DATA SUPPLIED:
-------

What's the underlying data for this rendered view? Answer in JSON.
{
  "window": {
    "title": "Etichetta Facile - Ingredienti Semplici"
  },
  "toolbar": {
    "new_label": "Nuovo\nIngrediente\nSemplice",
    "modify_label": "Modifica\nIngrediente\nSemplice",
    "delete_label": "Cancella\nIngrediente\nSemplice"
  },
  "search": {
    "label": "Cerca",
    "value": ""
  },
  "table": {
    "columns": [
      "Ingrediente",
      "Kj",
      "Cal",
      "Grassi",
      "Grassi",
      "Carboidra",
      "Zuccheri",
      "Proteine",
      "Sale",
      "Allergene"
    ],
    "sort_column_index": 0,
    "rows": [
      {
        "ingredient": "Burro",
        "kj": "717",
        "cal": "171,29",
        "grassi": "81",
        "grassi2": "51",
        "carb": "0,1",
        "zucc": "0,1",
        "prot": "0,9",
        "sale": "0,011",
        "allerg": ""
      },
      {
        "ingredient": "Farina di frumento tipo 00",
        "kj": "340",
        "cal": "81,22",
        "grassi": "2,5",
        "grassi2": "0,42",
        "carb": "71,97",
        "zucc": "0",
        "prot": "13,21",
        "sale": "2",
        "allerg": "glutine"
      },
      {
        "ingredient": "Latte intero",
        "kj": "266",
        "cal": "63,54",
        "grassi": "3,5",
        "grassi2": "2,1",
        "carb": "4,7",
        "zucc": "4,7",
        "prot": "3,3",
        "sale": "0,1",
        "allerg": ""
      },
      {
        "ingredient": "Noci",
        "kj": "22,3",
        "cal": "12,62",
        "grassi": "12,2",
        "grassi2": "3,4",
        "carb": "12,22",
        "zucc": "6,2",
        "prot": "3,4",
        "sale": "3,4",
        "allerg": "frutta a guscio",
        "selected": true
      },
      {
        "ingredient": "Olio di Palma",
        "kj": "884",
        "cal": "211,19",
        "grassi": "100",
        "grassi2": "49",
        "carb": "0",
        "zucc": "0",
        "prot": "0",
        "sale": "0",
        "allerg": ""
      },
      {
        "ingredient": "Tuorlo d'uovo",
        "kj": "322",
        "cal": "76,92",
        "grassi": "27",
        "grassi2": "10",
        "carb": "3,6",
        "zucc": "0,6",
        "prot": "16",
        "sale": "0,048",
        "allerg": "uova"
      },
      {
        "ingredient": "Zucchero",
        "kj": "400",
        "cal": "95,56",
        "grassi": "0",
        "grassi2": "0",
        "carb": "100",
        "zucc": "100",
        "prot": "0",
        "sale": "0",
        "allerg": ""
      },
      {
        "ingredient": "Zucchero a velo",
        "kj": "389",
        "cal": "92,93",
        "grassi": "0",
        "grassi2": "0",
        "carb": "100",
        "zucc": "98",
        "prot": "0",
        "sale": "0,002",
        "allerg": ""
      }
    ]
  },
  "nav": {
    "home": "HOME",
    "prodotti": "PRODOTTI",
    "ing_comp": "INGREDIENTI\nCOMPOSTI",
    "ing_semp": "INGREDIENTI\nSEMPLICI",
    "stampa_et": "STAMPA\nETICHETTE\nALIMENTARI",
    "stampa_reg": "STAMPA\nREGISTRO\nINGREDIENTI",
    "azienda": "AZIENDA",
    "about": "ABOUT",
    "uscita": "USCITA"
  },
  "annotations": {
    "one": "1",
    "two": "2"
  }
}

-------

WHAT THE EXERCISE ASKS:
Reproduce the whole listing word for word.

RESULT OF THIS EXERCISE:
What's the underlying data for this rendered view? Answer in JSON.
{
  "window": {
    "title": "Etichetta Facile - Ingredienti Semplici"
  },
  "toolbar": {
    "new_label": "Nuovo\nIngrediente\nSemplice",
    "modify_label": "Modifica\nIngrediente\nSemplice",
    "delete_label": "Cancella\nIngrediente\nSemplice"
  },
  "search": {
    "label": "Cerca",
    "value": ""
  },
  "table": {
    "columns": [
      "Ingrediente",
      "Kj",
      "Cal",
      "Grassi",
      "Grassi",
      "Carboidra",
      "Zuccheri",
      "Proteine",
      "Sale",
      "Allergene"
    ],
    "sort_column_index": 0,
    "rows": [
      {
        "ingredient": "Burro",
        "kj": "717",
        "cal": "171,29",
        "grassi": "81",
        "grassi2": "51",
        "carb": "0,1",
        "zucc": "0,1",
        "prot": "0,9",
        "sale": "0,011",
        "allerg": ""
      },
      {
        "ingredient": "Farina di frumento tipo 00",
        "kj": "340",
        "cal": "81,22",
        "grassi": "2,5",
        "grassi2": "0,42",
        "carb": "71,97",
        "zucc": "0",
        "prot": "13,21",
        "sale": "2",
        "allerg": "glutine"
      },
      {
        "ingredient": "Latte intero",
        "kj": "266",
        "cal": "63,54",
        "grassi": "3,5",
        "grassi2": "2,1",
        "carb": "4,7",
        "zucc": "4,7",
        "prot": "3,3",
        "sale": "0,1",
        "allerg": ""
      },
      {
        "ingredient": "Noci",
        "kj": "22,3",
        "cal": "12,62",
        "grassi": "12,2",
        "grassi2": "3,4",
        "carb": "12,22",
        "zucc": "6,2",
        "prot": "3,4",
        "sale": "3,4",
        "allerg": "frutta a guscio",
        "selected": true
      },
      {
        "ingredient": "Olio di Palma",
        "kj": "884",
        "cal": "211,19",
        "grassi": "100",
        "grassi2": "49",
        "carb": "0",
        "zucc": "0",
        "prot": "0",
        "sale": "0",
        "allerg": ""
      },
      {
        "ingredient": "Tuorlo d'uovo",
        "kj": "322",
        "cal": "76,92",
        "grassi": "27",
        "grassi2": "10",
        "carb": "3,6",
        "zucc": "0,6",
        "prot": "16",
        "sale": "0,048",
        "allerg": "uova"
      },
      {
        "ingredient": "Zucchero",
        "kj": "400",
        "cal": "95,56",
        "grassi": "0",
        "grassi2": "0",
        "carb": "100",
        "zucc": "100",
        "prot": "0",
        "sale": "0",
        "allerg": ""
      },
      {
        "ingredient": "Zucchero a velo",
        "kj": "389",
        "cal": "92,93",
        "grassi": "0",
        "grassi2": "0",
        "carb": "100",
        "zucc": "98",
        "prot": "0",
        "sale": "0,002",
        "allerg": ""
      }
    ]
  },
  "nav": {
    "home": "HOME",
    "prodotti": "PRODOTTI",
    "ing_comp": "INGREDIENTI\nCOMPOSTI",
    "ing_semp": "INGREDIENTI\nSEMPLICI",
    "stampa_et": "STAMPA\nETICHETTE\nALIMENTARI",
    "stampa_reg": "STAMPA\nREGISTRO\nINGREDIENTI",
    "azienda": "AZIENDA",
    "about": "ABOUT",
    "uscita": "USCITA"
  },
  "annotations": {
    "one": "1",
    "two": "2"
  }
}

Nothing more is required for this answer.